NAIROBI, 23 May 2007 (IRIN) - African leaders should champion the awareness of climate change and the threat it poses to the region among the continent’s population, urged Nobel Peace Prize winner Wangari Maathai.

"The threat of rising seas and melting snow all seems very far [away] to people in the continent," said the Kenyan conservationist on 22 May at the UN Environment Program (UNEP) headquarters in Nairobi. "Climate change needs to be seriously taken up by African leaders.”

Maathai expressed concerns about Africa's heightened vulnerability to climate change, citing its close proximity to two of the world’s biggest deserts - the Sahara to the north and the Kalahari to the south – and the extensive clearing of the Congo forest.

"It is unfortunate that African leaders are interfering with forests.
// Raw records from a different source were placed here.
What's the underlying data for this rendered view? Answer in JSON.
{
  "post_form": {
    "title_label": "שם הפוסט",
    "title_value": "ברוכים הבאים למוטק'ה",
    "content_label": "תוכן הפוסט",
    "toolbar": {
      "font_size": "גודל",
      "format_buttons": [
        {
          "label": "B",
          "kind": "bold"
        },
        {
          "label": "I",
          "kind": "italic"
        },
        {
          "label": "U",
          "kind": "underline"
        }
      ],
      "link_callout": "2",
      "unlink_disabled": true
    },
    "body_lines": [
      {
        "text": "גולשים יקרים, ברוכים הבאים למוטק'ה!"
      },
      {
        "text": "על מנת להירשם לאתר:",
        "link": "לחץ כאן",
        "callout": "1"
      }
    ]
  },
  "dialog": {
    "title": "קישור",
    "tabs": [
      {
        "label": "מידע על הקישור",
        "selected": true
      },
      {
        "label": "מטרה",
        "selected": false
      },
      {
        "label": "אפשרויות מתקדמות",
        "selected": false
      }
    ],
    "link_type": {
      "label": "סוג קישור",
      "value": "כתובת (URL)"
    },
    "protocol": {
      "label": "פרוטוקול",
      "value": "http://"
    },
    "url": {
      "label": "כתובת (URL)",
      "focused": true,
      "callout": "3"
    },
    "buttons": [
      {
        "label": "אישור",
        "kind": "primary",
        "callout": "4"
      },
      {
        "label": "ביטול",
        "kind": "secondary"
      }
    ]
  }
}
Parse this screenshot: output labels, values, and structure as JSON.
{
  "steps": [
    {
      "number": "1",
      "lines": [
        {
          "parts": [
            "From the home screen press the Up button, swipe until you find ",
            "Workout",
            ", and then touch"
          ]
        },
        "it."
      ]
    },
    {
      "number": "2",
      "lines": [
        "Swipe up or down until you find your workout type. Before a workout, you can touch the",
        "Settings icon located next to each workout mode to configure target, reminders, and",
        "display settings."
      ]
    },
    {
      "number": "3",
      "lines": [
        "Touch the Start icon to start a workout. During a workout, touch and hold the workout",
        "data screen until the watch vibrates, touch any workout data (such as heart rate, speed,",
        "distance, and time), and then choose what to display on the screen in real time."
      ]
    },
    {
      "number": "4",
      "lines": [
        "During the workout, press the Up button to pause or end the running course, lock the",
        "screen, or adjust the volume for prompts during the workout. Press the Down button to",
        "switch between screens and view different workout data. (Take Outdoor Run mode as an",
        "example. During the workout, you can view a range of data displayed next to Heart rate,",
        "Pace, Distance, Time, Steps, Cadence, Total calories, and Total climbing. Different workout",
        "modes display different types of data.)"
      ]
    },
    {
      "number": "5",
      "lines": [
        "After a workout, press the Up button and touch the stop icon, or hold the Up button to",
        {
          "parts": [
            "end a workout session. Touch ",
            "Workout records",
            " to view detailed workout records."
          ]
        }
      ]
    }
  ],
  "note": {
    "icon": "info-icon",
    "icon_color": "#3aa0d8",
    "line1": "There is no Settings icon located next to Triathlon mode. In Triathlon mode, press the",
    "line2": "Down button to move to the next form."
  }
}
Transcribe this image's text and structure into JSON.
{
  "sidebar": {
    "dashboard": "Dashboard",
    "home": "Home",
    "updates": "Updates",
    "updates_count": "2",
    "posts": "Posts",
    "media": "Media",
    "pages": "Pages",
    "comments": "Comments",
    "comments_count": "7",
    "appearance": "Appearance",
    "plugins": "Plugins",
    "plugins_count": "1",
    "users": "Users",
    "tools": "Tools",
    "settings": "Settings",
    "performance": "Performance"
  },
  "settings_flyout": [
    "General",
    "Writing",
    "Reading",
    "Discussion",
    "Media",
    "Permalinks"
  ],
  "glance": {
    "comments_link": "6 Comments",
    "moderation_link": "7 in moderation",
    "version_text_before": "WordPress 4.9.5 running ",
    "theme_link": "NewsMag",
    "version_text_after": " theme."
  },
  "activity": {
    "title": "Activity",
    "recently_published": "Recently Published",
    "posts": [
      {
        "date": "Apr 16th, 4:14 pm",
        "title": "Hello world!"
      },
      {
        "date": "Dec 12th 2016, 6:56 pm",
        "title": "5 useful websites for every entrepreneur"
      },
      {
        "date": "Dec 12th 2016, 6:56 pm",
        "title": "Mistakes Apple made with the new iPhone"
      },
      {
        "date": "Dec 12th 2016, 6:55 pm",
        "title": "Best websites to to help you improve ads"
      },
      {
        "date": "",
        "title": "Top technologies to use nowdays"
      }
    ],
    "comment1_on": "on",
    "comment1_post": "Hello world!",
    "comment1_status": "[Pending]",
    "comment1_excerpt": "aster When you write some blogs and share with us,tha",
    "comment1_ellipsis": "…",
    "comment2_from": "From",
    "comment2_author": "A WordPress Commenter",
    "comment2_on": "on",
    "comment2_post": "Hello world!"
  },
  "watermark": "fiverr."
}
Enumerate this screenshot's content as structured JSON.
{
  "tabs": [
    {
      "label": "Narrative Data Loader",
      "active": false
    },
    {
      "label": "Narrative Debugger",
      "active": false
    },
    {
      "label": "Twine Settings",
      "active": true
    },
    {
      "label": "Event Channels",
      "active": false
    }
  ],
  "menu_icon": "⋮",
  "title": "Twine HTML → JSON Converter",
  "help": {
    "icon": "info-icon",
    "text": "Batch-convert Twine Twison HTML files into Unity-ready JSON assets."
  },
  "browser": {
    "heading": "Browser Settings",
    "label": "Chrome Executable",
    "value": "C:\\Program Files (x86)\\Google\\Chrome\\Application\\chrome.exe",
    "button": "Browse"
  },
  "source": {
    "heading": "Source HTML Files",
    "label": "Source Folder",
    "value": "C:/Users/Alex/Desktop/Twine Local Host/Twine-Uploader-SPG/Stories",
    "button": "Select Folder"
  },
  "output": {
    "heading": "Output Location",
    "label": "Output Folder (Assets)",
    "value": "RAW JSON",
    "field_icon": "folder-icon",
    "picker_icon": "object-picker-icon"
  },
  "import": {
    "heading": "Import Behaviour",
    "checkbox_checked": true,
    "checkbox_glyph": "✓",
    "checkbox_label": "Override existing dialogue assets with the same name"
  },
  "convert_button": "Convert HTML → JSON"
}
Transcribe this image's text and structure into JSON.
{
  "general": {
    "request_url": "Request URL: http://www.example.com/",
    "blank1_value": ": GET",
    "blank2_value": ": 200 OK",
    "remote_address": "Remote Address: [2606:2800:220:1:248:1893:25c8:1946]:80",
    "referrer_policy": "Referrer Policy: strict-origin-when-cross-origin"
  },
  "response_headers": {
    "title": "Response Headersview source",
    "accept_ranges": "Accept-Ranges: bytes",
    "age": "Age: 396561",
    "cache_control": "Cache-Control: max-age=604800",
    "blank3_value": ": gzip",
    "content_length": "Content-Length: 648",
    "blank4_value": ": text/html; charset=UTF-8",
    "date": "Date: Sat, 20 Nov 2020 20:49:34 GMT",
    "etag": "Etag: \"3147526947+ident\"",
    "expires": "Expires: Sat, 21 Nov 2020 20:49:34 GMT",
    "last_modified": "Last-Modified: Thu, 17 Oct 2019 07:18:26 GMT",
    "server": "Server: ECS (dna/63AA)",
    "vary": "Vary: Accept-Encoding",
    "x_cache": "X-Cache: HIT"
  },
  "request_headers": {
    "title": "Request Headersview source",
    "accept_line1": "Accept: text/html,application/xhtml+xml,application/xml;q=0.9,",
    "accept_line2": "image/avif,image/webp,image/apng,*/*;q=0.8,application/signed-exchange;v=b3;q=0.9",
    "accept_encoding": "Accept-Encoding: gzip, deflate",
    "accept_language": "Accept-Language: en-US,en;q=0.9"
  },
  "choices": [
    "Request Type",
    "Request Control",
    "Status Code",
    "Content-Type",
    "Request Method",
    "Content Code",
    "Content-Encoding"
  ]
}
This is not something we can easily trade away," said Maathai, marking the International Day for Biological Diversity. "We can wish for a good environment, but this will only happen through good leadership.”

Planting for the future

She urged governments to promote tree-planting programmes and meet global recommendations of 10 percent forest cover. "This will translate into 25 trees per acre," she said. "It does not matter whether the trees are planted as a forest or interspersed or whether they are for fruit production or for fuel."

Globally, at least 4.4 million trees are cut down every day and 1.6 billion trees lost every year. World Agroforestry Centre Director General, Dennis Garrity, said one billion of those trees were not replaced.

Garrity said planting the right kind of trees was also important.

Some species lower the water table and cause more problems, meaning small-holders need to be equipped with a knowledge of agroforestry and its effects. This includes information on integrating ‘working’ trees (trees for nutrition, fodder, fuel wood, timber, and medicinal trees) into agriculturally productive landscapes. By so doing, trees not only help redress climate change, but protect biodiversity and sustain livelihoods.

Sustainable livestock

Experts have linked frequent droughts and floods in eastern
Africa to the widespread deforestation in the region, exacerbated in areas where pastoral farming dominates.

Experts have linked frequent droughts and floods in eastern Africa to the widespread deforestation in the region, exacerbated in areas where pastoral farming dominates.

"There is a need to plant trees in these places because a poor environment will not support grazing land. Livestock-keeping communities should consider reducing the sizes of their herds to sustainable levels," Maathai said.

UNEP and partner conservationist groups launched 'The Billion Tree Campaign' in November 2006, aiming to plant a billion trees around the world in 2007.

Achim Steiner, UNEP's executive director, said the project had surpassed its original target, with more than a billion trees pledged and 13 million already planted.

Article from IRIN humanitarian news and analysis